John Valmorbida, owner then of Mitchelton in the Goulburn Valley, bought the system and the brand and continued with it for years, with the input of winemakers Don Lewis and Wayne Dutschke.
Hickie was killed with his partner Jenny Regan and five other close friends in a plane crash at Cairns, and Cab Mac became another of his brilliant ideas and inventions that were never fully extended.
Remembering this at a time when Australia is blamed with making wines too strong and too thick for easy refreshment, Wayne Dutschke took a look around the internet, and discovered the Cab Mac name was available for a song. The product had been let languish when Brian Croser bought Mitchelton, and since he sold his empire to Lion Nathan, now part of Kirin, the giant Japanese brewer, Cab Mac simply and stupidly slid into oblivion.
Dutschke couldn't believe his luck.
His wine is from old vine Shiraz from his home block at Lyndoch. He used small airtight tanks, where the berries sat for nearly a fortnight before crushing. The ferment was finished normally, and the wine bottled and released.

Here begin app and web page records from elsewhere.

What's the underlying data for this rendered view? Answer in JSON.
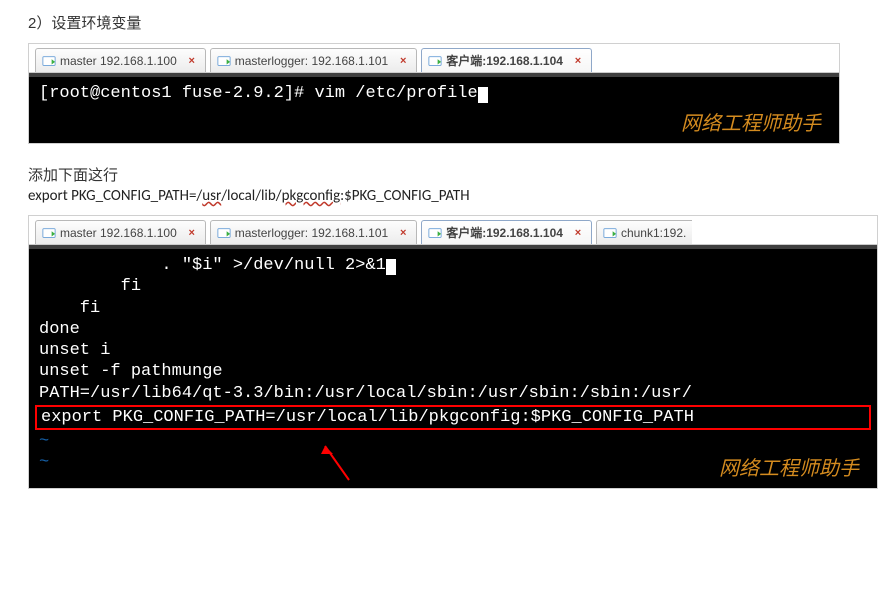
{
  "heading_1": "2）设置环境变量",
  "term1": {
    "tabs": [
      {
        "label": "master 192.168.1.100"
      },
      {
        "label": "masterlogger: 192.168.1.101"
      },
      {
        "label": "客户端:192.168.1.104",
        "active": true
      }
    ],
    "prompt_line": "[root@centos1 fuse-2.9.2]# vim /etc/profile",
    "watermark": "网络工程师助手"
  },
  "heading_2": "添加下面这行",
  "code_line": {
    "prefix": "export   PKG_CONFIG_PATH=/",
    "u1": "usr",
    "m1": "/local/lib/",
    "u2": "pkgconfig",
    "suffix": ":$PKG_CONFIG_PATH"
  },
  "term2": {
    "tabs": [
      {
        "label": "master 192.168.1.100"
      },
      {
        "label": "masterlogger: 192.168.1.101"
      },
      {
        "label": "客户端:192.168.1.104",
        "active": true
      },
      {
        "label": "chunk1:192."
      }
    ],
    "lines": {
      "l1": "            . \"$i\" >/dev/null 2>&1",
      "l2": "        fi",
      "l3": "    fi",
      "l4": "done",
      "l5": "",
      "l6": "unset i",
      "l7": "unset -f pathmunge",
      "l8": "PATH=/usr/lib64/qt-3.3/bin:/usr/local/sbin:/usr/sbin:/sbin:/usr/",
      "l9": "export PKG_CONFIG_PATH=/usr/local/lib/pkgconfig:$PKG_CONFIG_PATH",
      "t1": "~",
      "t2": "~"
    },
    "watermark": "网络工程师助手"
  }
}
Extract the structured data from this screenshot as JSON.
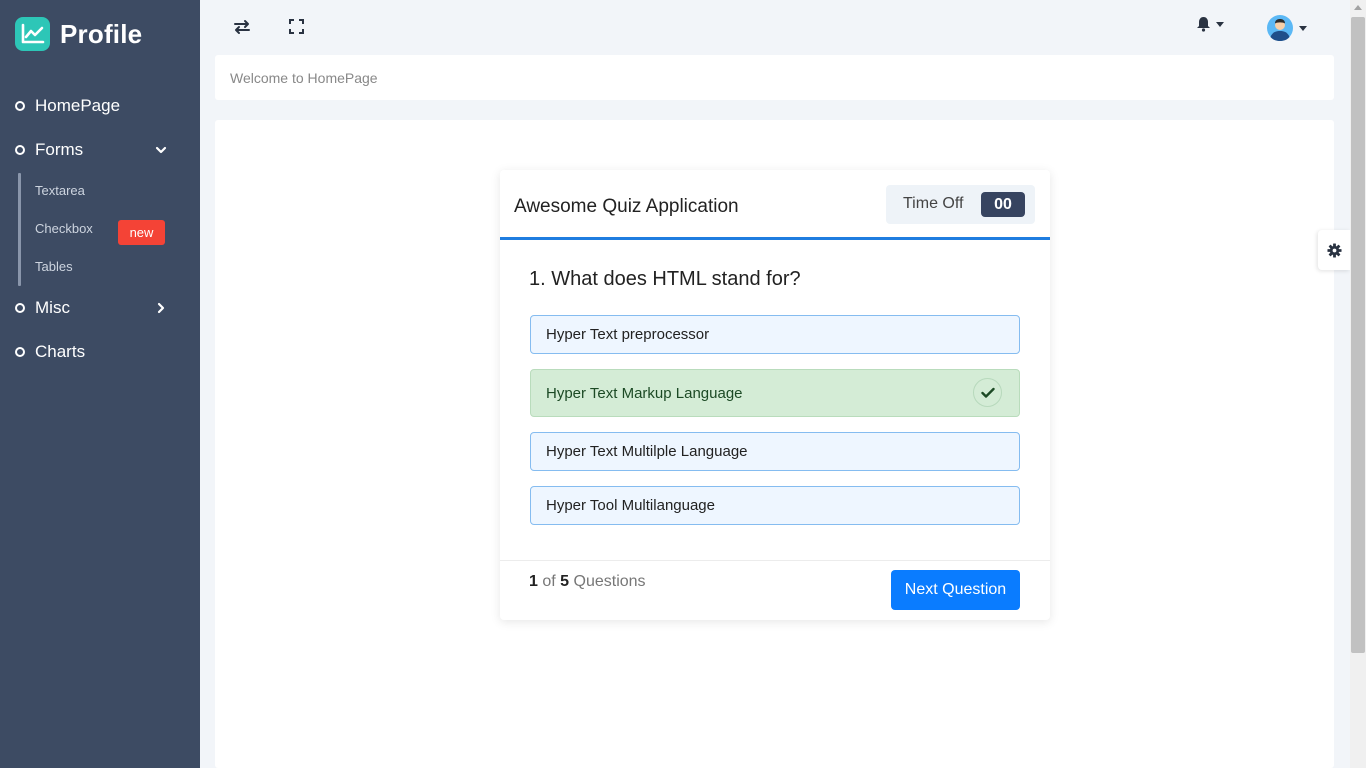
{
  "sidebar": {
    "brand": "Profile",
    "items": [
      {
        "label": "HomePage"
      },
      {
        "label": "Forms"
      },
      {
        "label": "Misc"
      },
      {
        "label": "Charts"
      }
    ],
    "sub_items": [
      {
        "label": "Textarea"
      },
      {
        "label": "Checkbox",
        "badge": "new"
      },
      {
        "label": "Tables"
      }
    ]
  },
  "topbar": {
    "icons": [
      "swap-icon",
      "fullscreen-icon",
      "bell-icon",
      "avatar"
    ]
  },
  "welcome": {
    "text": "Welcome to HomePage"
  },
  "quiz": {
    "title": "Awesome Quiz Application",
    "timer_label": "Time Off",
    "timer_value": "00",
    "question": "1. What does HTML stand for?",
    "options": [
      {
        "text": "Hyper Text preprocessor",
        "correct": false
      },
      {
        "text": "Hyper Text Markup Language",
        "correct": true
      },
      {
        "text": "Hyper Text Multilple Language",
        "correct": false
      },
      {
        "text": "Hyper Tool Multilanguage",
        "correct": false
      }
    ],
    "progress": {
      "current": "1",
      "of": "of",
      "total": "5",
      "label": "Questions"
    },
    "next_label": "Next Question"
  },
  "colors": {
    "sidebar_bg": "#3d4b63",
    "brand_logo": "#2dc6b7",
    "accent": "#0a7cff",
    "badge": "#f44336",
    "correct_bg": "#d4ecd6"
  }
}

The resulting Cab Mac 2010 is a modest 13.2% alcohol and is the perfect sunshine slurp for spring or summer weather. The normally floral nature of Lyndoch Shiraz, reminiscent of the best of Beaujolais anyway, has an extra layer of bright maraschino and marello cherry, and a subtle nutmeg spiciness that looks all the world like good oak.
So, we have a spunky 2010 dry red that slots neatly between Grenache and Pinot in style, at a cool $20, and an easy 92 points. You should be into it by the time your patio vine casts a proper shadow.